The average age of diagnosis is 61 years old; however, 5 to 10 percent of cases are diagnosed before the age of 50. When this happens, it is referred to as young onset or early onset Parkinson’s disease.

One of our qualified specialists will base their diagnosis on your symptoms, a comprehensive medical and family history and your response to medications.

Why Choose UHealth?

One of only 41 Centers of Excellence designated by the Parkinson’s Foundation.When you are seen by our team of experts, you are receiving treatment from leaders in Parkinson’s care. Our neurologists are considered experts by their peers and have special training in movement disorders and PD.

Treatment tailored specifically to you. Our health care professionals will help you develop and follow a healthy eating plan and remain – or get – physically active. You may need insulin if your nutrition plan and physical activity fail to keep your blood glucose in your target range.

Personalized care in one location. Every person who has Parkinson’s disease is different. Once diagnosed, your neurologist will discuss a treatment plan with you that is aimed at minimizing your symptoms. Our team includes neurologists, physical therapists, and other professionals who work together to decrease the symptoms and increase your quality of life.

Holistic, intersectional support: In addition to standard treatments and exclusive clinical trials, our one-of- a-kind program provides our UHealth PD patients and their families with: 

  • Monthly support groups
  • Tai Chi classes
  • Caregiver support groups
  • Post-surgery Deep Brain Stimulation (DBS) support groups
  • Social worker services
  • Multiple educational symposiums, conferences and events on PD
     

FDA approved state-of-the-art Deep Brain Stimulator System: The Deep Brain Stimulation program at the University of Miami Health System was started over 14 years ago and is run by a team of experts who specialize in treating neurodegenerative disorders, including benign essential tremor, PD and dystonia, a disorder of the muscles. The team uses the latest operative technology, microelectrode recordings and highest resolution imaging to insure consistent and accurate lead placement.

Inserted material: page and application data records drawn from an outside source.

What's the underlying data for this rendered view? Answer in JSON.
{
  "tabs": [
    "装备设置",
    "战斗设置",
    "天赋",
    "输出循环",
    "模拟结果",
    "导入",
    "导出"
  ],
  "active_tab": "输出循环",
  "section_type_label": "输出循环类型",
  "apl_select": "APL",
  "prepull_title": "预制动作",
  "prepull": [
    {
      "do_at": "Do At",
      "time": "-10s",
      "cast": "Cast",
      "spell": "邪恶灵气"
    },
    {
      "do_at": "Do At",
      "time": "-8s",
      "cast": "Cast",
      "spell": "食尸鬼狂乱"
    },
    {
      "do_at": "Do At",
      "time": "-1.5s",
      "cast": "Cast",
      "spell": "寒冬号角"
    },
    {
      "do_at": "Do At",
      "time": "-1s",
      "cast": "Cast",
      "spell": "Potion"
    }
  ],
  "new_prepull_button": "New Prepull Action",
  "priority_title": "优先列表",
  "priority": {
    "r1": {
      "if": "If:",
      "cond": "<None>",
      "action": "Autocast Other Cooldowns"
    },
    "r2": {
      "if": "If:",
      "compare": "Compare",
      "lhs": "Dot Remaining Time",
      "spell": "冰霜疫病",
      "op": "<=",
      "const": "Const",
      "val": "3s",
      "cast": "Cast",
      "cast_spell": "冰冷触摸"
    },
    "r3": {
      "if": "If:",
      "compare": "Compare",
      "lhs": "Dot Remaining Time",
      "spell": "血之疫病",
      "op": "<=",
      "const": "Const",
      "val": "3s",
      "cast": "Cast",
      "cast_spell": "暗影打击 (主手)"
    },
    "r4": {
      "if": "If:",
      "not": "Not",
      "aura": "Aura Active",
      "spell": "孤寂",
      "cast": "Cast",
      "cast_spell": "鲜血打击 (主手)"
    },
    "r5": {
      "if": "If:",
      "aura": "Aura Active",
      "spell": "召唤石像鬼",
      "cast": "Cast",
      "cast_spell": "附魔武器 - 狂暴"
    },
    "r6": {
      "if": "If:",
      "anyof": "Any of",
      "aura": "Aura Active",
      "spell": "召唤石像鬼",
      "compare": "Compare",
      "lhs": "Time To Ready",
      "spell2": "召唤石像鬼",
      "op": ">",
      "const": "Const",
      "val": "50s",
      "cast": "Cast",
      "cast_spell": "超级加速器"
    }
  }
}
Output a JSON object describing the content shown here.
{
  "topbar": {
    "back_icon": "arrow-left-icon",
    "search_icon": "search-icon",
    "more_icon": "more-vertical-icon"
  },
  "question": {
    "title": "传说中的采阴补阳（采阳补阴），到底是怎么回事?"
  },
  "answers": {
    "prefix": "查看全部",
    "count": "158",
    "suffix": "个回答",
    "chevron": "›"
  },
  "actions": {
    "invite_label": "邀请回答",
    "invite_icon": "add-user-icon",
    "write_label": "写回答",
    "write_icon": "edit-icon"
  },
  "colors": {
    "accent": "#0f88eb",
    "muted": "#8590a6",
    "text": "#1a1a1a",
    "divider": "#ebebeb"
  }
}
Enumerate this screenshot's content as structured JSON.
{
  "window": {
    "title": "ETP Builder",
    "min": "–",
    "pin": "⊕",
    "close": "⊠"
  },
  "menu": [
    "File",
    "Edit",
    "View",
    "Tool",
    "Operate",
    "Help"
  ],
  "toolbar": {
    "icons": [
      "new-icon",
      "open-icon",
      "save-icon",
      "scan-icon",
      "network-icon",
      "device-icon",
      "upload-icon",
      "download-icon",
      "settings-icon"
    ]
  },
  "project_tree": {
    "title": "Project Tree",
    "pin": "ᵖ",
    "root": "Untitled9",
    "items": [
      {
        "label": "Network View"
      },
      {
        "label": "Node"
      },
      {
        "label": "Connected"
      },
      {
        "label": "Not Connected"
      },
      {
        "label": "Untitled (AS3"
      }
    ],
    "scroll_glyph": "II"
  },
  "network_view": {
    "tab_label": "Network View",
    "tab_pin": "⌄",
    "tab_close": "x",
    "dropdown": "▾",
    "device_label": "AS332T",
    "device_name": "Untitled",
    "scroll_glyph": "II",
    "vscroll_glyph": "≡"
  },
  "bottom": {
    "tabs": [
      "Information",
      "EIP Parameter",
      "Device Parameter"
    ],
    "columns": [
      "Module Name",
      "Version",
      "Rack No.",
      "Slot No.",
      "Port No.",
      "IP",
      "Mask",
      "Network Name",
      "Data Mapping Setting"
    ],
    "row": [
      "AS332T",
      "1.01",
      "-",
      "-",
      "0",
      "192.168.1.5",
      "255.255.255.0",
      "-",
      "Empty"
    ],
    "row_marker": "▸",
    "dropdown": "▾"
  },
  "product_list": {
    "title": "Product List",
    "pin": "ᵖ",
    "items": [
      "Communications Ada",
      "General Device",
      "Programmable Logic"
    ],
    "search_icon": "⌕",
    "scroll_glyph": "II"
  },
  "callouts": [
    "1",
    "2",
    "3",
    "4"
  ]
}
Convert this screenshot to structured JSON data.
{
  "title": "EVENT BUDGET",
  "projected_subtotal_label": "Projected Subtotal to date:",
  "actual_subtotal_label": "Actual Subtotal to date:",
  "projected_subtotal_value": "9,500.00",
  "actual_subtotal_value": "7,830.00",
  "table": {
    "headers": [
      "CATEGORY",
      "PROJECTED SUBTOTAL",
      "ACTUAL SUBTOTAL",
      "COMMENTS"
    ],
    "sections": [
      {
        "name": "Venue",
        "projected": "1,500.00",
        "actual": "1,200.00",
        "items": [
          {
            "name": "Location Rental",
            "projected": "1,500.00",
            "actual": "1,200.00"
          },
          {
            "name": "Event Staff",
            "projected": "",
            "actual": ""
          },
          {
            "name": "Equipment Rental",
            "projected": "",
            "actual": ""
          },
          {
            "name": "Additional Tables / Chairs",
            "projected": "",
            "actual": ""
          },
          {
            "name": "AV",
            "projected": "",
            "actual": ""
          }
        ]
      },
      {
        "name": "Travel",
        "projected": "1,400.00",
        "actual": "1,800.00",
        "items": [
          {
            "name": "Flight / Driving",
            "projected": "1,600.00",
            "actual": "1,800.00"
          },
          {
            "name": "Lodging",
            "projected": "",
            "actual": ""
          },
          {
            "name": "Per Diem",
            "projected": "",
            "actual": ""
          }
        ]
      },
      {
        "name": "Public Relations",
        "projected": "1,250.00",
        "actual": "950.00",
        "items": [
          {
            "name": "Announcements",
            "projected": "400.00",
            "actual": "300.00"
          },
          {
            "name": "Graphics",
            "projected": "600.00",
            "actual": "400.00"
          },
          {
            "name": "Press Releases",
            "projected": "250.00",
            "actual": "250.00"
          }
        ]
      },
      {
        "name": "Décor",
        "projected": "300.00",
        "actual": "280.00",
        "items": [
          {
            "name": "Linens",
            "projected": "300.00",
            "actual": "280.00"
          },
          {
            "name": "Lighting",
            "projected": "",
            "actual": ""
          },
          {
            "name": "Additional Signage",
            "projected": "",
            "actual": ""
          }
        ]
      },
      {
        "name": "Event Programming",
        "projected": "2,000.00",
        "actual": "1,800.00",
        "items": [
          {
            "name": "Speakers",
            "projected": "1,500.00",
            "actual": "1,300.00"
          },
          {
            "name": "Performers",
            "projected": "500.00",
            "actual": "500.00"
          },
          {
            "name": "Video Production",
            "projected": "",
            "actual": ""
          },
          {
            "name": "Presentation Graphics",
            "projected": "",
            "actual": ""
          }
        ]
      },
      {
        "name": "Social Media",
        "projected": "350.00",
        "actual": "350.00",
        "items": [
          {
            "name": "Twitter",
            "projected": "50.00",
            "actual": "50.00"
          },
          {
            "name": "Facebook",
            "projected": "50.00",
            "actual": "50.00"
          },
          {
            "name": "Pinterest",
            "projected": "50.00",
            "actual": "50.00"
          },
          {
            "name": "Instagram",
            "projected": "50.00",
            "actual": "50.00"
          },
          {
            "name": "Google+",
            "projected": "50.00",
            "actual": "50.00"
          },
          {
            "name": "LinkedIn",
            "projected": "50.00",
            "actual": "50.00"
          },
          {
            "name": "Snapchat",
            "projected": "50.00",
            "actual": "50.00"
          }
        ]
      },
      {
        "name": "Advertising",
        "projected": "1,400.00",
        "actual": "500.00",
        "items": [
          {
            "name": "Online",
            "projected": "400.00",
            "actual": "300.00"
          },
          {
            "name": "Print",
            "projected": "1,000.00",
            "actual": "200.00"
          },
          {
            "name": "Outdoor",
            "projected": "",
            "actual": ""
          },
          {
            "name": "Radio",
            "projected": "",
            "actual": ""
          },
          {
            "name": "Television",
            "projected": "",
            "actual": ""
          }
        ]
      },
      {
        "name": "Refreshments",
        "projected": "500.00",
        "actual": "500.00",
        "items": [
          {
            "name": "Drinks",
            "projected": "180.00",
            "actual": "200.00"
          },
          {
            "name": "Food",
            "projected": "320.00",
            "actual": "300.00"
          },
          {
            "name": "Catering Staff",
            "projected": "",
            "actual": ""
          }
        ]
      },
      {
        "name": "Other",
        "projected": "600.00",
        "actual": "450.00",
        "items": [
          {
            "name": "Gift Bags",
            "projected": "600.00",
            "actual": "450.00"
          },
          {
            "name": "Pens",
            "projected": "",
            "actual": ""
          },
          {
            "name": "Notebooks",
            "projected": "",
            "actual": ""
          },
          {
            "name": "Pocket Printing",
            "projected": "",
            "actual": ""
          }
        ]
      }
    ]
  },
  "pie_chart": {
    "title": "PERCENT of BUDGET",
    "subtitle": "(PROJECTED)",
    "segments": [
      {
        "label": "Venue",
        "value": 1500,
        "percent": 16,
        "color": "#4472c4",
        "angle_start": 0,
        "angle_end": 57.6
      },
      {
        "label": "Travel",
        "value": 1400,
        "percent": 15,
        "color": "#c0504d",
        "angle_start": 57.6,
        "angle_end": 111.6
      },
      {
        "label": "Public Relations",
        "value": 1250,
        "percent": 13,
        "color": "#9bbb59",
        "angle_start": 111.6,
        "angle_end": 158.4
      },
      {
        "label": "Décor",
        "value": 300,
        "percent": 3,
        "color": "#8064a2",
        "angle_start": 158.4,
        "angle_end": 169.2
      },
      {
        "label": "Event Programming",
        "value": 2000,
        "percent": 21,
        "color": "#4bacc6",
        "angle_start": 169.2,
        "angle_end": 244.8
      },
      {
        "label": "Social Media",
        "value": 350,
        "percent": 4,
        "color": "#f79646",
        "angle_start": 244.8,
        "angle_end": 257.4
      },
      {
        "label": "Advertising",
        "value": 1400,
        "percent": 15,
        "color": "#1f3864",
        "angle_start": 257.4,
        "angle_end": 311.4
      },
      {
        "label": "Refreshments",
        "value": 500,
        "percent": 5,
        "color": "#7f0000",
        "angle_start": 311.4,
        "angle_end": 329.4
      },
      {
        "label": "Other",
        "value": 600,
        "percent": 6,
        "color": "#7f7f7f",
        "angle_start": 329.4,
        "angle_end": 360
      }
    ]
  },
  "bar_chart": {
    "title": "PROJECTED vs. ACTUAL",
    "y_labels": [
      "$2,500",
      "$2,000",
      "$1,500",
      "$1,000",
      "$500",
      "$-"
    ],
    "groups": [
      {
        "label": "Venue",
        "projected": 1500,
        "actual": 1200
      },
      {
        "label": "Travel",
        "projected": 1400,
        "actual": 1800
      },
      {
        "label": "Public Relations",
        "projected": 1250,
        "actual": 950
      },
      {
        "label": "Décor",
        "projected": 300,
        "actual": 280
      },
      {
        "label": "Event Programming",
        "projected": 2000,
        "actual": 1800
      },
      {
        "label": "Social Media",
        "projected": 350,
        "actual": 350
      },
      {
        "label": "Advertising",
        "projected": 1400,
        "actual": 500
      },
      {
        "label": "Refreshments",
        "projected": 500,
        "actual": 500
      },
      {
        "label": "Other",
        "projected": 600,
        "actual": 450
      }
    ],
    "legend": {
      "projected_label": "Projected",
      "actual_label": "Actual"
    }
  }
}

A direct link to medical advances.  As part of the University of Miami, our researchers and specialists are constantly working to find better treatment options and a cure for PD. Because of this, you have access to clinical trials and cutting-edge care.

Questions? We're here to help.

Our appointment specialists are ready to help you find what you need. Contact us today.

Treatments

  • Medication

    Oral medications can help your brain produce more dopamine, thereby lessening the severity of symptoms associated with PD. In addition, weekly botulism injections (or Botox®) can help with dystonia (muscle contractions) and sialorrhea (drooling).

  • Multidisciplinary Therapy

    A monthly multidisciplinary clinic provides comprehensive care that includes physical, occupational, speech and swallowing therapies as well as social and psychological services.

  • Clinical Trials

    You can participate in PD clinical trials only available at UHealth.

  • Deep Brain Stimulation Surgery

    Deep Brain Stimulation (DBS) surgery involves placement of a wire electrode into the brain. This electrode is connected to a stimulator that is similar to a heart pacemaker. Patients with this implant can interrupt brain signals that cause tremors by switching on the stimulator with a handheld control. The experienced neurosurgeons at UHealth have performed more than 600 of these procedures.


Tests


Experience matters. The UHealth Neurology Department has been recognized as one of the best for over a decade.


There is no definitive blood test or X-ray to confirm a PD diagnosis, so you have to rely on the expertise and clinical judgment of your healthcare provider, after a thorough neurological examination.


One of our qualified specialists will base their diagnosis on your symptoms, a comprehensive medical and family history and your response to medications. The physician will likely also order an MRI and blood work to help rule out other conditions that produce similar symptoms such as stroke or a brain tumor.

Accepted Insurances

Note: Health plans that are currently contracted with UHealth are listed below. However, please check with your insurance provider to verify that UHealth is part of your provider network.